ETFs (Exchange Traded Funds) are baskets of securities that trade like stocks on an exchange throughout the day and typically follow an index, while also paying out dividends and typically having lower fees than mutual funds.
ETFs may be appropriate investments for your IRA if they meet your investment goals and risk tolerance. Choose between growth, value, or income ETFs depending on what suits your goals best.
ETFs are a type of mutual fund
ETFs have taken the investing world by storm, amassing over $3 trillion in assets. ETFs make an ideal option for many investment strategies – Roth IRAs included – however it is crucial to conduct your own due diligence to ensure it meets your investment goals and needs.
Stock (equity) ETFs consist of an investment portfolio containing stocks that represent specific industries or market sectors, offering exposure to an industry or sector while others specialize in niche areas. ETFs differ from mutual funds in that they can be traded throughout the day on exchanges, and usually have lower fees and taxes associated with ownership.
ETFs make excellent investments for Roth IRAs due to their low expenses and tax efficiency, though it should be remembered that ETFs do not enjoy full tax-deferral status and must distribute capital gains to shareholders which may trigger tax bills. Furthermore, trading leveraged ETFs is usually not possible within an IRA account.
They are a type of investment account
ETFs offer investors an array of investment choices. Along with stocks and bonds, ETFs may invest in precious metals or energy commodities as well as being traded daily; their more transparent structure also tends to result in lower fees than mutual funds; but it should be remembered that ETFs don’t fully escape Uncle Sam’s grasp so you should always check with your custodian before investing.
Some ETFs specialize in specific strategies, like dividend growth or alpha, while others utilize derivatives such as futures and options contracts to magnify daily gains or losses on specific market indexes. Leveraged ETFs use derivatives as leverage, so their daily gains or losses on an index may be magnified in real time.
An Edward Jones financial advisor can assist in your understanding of ETFs, how they fit into long-term strategies, the risks, charges and expenses of any ETF you are contemplating buying, as well as potential investment strategies for them.
They are a tax-advantaged investment
ETFs are an efficient investment vehicle for creating a diverse retirement portfolio, particularly within an IRA account. Income generated from ETFs can be deferred or tax-exempt. Schwab US Dividend Equity ETF SCHD invests in high-quality dividend stocks such as Valero Energy VLO and Broadcom AVGO while offering a competitive dividend yield. If you lack time or expertise necessary to manage a diversified portfolio yourself, professionally managed target date or asset allocation funds might also provide beneficial solutions.

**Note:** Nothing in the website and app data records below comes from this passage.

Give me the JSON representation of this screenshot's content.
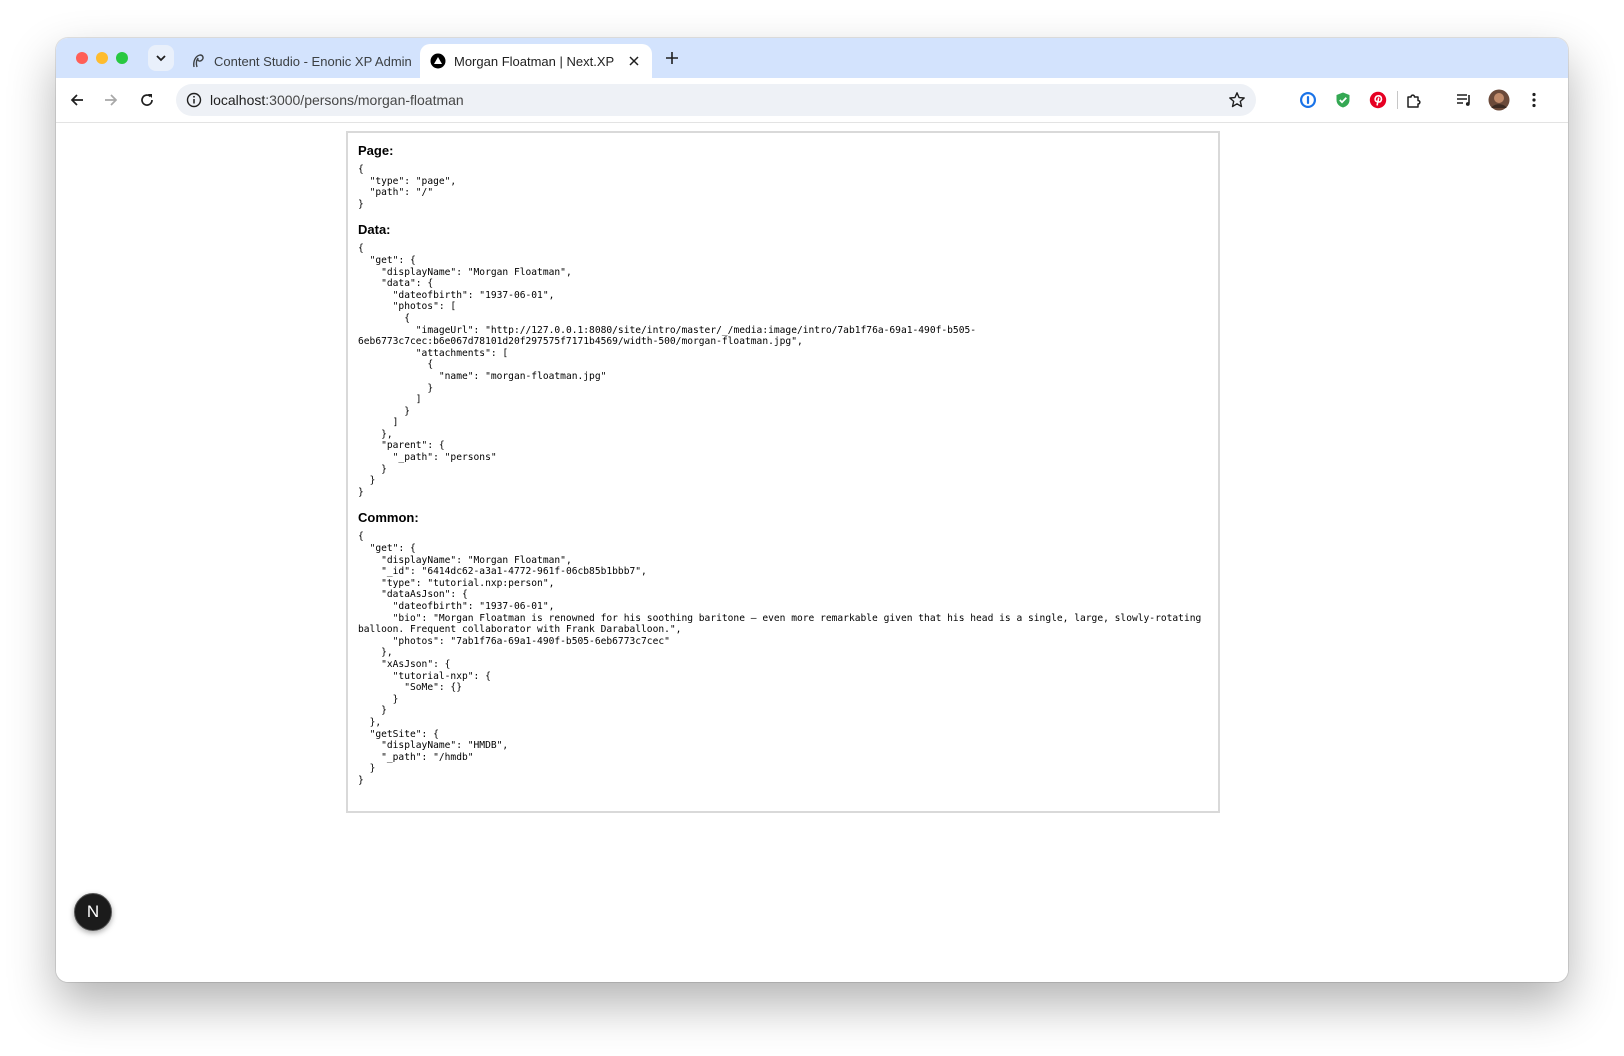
{
  "browser": {
    "tabs": [
      {
        "title": "Content Studio - Enonic XP Admin",
        "icon": "enonic-icon",
        "active": false
      },
      {
        "title": "Morgan Floatman | Next.XP",
        "icon": "nextjs-icon",
        "active": true
      }
    ],
    "url": {
      "host": "localhost",
      "rest": ":3000/persons/morgan-floatman"
    },
    "extensions": [
      "1password-icon",
      "shield-check-icon",
      "pinterest-icon",
      "puzzle-extensions-icon",
      "reading-list-icon",
      "profile-avatar",
      "more-menu-icon"
    ]
  },
  "page": {
    "sections": [
      {
        "heading": "Page:",
        "json": "{\n  \"type\": \"page\",\n  \"path\": \"/\"\n}"
      },
      {
        "heading": "Data:",
        "json": "{\n  \"get\": {\n    \"displayName\": \"Morgan Floatman\",\n    \"data\": {\n      \"dateofbirth\": \"1937-06-01\",\n      \"photos\": [\n        {\n          \"imageUrl\": \"http://127.0.0.1:8080/site/intro/master/_/media:image/intro/7ab1f76a-69a1-490f-b505-6eb6773c7cec:b6e067d78101d20f297575f7171b4569/width-500/morgan-floatman.jpg\",\n          \"attachments\": [\n            {\n              \"name\": \"morgan-floatman.jpg\"\n            }\n          ]\n        }\n      ]\n    },\n    \"parent\": {\n      \"_path\": \"persons\"\n    }\n  }\n}"
      },
      {
        "heading": "Common:",
        "json": "{\n  \"get\": {\n    \"displayName\": \"Morgan Floatman\",\n    \"_id\": \"6414dc62-a3a1-4772-961f-06cb85b1bbb7\",\n    \"type\": \"tutorial.nxp:person\",\n    \"dataAsJson\": {\n      \"dateofbirth\": \"1937-06-01\",\n      \"bio\": \"Morgan Floatman is renowned for his soothing baritone – even more remarkable given that his head is a single, large, slowly-rotating balloon. Frequent collaborator with Frank Daraballoon.\",\n      \"photos\": \"7ab1f76a-69a1-490f-b505-6eb6773c7cec\"\n    },\n    \"xAsJson\": {\n      \"tutorial-nxp\": {\n        \"SoMe\": {}\n      }\n    }\n  },\n  \"getSite\": {\n    \"displayName\": \"HMDB\",\n    \"_path\": \"/hmdb\"\n  }\n}"
      }
    ]
  },
  "badge": {
    "label": "N"
  }
}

ETFs offer several advantages over mutual funds, including reduced operating costs and tax efficiency; ETFs don’t need to sell securities to meet investor redemptions as frequently. Furthermore, they offer more choice when it comes to asset classes, industry sectors, commodity investment styles and geographic regions; furthermore many ETFs allow access to niche markets that aren’t accessible through actively managed mutual funds.
They are a liquid investment
ETFs offer investors access to multiple markets with just one share. ETFs trade continuously on exchange, priced based on their daily net asset value (NAV). Furthermore, these investments tend to be cost efficient and more liquid than index mutual funds.
ETFs offer investors access to broad markets such as the S&P 500 or NASDAQ Composite indexes, or they can focus on niche ones like oil (OIH), financial services (XLF) or real estate investment trusts (REIT). Some ETFs provide global coverage while others limit themselves solely to US markets.
ETFs can be purchased through both online brokerage accounts and many retirement account providers, although you should be wary that investing in ETFs through certain platform providers may incur extra fees and charges; this is particularly applicable when using an IRA. Luckily, many platforms now provide commission-free trading of ETFs; making ETFs an excellent addition to an IRA portfolio.